We headed off to sleep equipped with earplugs hoping to get just a few hours of sleep. We were woken up past 10pm because apparently, a police officer out of uniform with no badge decided to walk around the train demanding an inspection of each room in order to conduct a search for a missing item, a mystery item with no description or detail, just a thing…. As I was not in my country and with the “I don’t care” attitude of the staff ever more clear, I obliged to the “police / probably thief” request and then spent the following hour reshuffling by bags to ensure I hid and locked any items of value. It goes without saying that I did not sleep that night – this crazy bitch was on guard!

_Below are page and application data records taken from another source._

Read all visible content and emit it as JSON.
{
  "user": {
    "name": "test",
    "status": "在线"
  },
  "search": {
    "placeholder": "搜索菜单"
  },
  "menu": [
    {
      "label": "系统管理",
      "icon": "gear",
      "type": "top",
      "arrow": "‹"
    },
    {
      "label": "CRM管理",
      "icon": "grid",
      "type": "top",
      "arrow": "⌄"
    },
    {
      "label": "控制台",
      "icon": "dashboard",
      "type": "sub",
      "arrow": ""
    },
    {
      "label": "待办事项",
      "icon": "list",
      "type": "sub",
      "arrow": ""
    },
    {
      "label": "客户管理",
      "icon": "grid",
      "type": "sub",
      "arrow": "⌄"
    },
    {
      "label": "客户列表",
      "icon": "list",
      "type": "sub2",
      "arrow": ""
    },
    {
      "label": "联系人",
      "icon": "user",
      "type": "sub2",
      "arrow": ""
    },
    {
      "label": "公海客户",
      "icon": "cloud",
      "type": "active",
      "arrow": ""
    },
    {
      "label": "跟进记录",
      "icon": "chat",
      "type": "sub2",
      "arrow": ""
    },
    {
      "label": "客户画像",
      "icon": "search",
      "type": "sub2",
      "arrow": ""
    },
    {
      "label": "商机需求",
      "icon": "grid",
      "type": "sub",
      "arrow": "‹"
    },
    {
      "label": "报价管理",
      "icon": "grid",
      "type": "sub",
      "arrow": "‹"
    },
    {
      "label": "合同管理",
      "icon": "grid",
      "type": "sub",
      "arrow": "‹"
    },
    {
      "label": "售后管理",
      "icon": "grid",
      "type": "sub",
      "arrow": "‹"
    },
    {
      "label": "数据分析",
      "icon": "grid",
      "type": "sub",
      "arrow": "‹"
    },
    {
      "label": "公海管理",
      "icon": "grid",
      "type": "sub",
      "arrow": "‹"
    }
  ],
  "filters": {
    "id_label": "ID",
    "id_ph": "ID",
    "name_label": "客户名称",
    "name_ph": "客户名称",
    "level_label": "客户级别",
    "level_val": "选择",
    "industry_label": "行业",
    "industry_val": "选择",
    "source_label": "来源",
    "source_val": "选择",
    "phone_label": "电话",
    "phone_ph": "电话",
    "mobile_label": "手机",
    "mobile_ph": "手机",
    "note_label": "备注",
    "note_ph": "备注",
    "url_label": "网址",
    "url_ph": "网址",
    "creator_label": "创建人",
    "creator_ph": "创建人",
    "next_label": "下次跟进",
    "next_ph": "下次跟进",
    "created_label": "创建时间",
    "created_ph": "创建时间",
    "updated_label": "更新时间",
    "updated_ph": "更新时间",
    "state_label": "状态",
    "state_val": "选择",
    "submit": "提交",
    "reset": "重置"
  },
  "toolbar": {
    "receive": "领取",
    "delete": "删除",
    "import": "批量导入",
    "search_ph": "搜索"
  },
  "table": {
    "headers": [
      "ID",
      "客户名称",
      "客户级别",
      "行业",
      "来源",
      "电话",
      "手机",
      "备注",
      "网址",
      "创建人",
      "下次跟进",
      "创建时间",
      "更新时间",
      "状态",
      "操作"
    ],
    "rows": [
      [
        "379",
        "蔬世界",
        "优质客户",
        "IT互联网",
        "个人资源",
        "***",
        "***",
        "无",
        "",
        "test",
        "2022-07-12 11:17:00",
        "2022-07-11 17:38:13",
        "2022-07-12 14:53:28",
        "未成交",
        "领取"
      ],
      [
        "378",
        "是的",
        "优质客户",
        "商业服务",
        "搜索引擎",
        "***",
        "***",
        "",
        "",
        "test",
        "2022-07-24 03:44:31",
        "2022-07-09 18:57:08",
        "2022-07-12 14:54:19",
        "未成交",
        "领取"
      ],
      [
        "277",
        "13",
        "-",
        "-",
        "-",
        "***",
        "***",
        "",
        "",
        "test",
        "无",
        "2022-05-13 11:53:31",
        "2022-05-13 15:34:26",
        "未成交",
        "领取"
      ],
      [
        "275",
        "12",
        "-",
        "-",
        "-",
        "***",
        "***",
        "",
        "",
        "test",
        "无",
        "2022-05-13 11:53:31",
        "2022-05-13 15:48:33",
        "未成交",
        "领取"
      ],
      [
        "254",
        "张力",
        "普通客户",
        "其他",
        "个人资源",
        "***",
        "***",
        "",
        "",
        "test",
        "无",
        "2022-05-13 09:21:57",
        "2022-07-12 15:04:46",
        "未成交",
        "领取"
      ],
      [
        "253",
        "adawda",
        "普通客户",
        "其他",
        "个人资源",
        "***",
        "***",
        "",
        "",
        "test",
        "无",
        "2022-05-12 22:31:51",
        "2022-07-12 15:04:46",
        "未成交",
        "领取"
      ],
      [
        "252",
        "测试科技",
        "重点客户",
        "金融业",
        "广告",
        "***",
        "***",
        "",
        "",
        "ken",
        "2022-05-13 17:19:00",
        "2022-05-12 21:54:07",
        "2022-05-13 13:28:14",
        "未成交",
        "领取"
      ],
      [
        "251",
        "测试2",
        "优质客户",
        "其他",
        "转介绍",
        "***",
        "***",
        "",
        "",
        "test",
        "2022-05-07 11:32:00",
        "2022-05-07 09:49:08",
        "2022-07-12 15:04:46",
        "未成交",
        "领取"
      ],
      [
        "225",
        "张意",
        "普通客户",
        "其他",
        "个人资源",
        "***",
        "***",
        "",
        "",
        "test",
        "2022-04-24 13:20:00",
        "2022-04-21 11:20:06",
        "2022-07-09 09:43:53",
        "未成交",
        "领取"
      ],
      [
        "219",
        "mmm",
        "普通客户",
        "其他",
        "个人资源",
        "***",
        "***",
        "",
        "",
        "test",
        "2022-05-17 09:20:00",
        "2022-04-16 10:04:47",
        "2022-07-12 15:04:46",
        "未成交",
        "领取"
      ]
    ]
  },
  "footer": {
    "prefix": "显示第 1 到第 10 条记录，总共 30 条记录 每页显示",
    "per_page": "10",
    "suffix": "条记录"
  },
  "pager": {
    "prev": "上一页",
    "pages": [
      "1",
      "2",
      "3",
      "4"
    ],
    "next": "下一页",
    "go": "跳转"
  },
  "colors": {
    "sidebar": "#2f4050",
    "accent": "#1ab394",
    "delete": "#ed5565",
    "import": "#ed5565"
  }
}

As the train remained idol for a little too long, I perched my head just enough in order to get my ear closer to the hallway vents as I heard people discussing the delay. The train had broken down, engineers were on their way and it should “apparently” be fixed soon… Our delay was 6 hours, not actually bad considering I’ve heard of some people being delayed for as long as 19 hours. We arrived in Dar es Salaam in one piece on our stench filled train. I imagined a green thick cloud hovering above the train as it pulled into the station. Hectic chaos slapped us in the face the instance we stepped off the train, but I welcomed it. I was just happy to breath in something other than feces and body odor. Welcome to Dar es Salaam I thought! With our amazing photos in hand, our “adventure” ticked off our imaginary list and a great story to last us a lifetime, I undoubtedly considered it a success.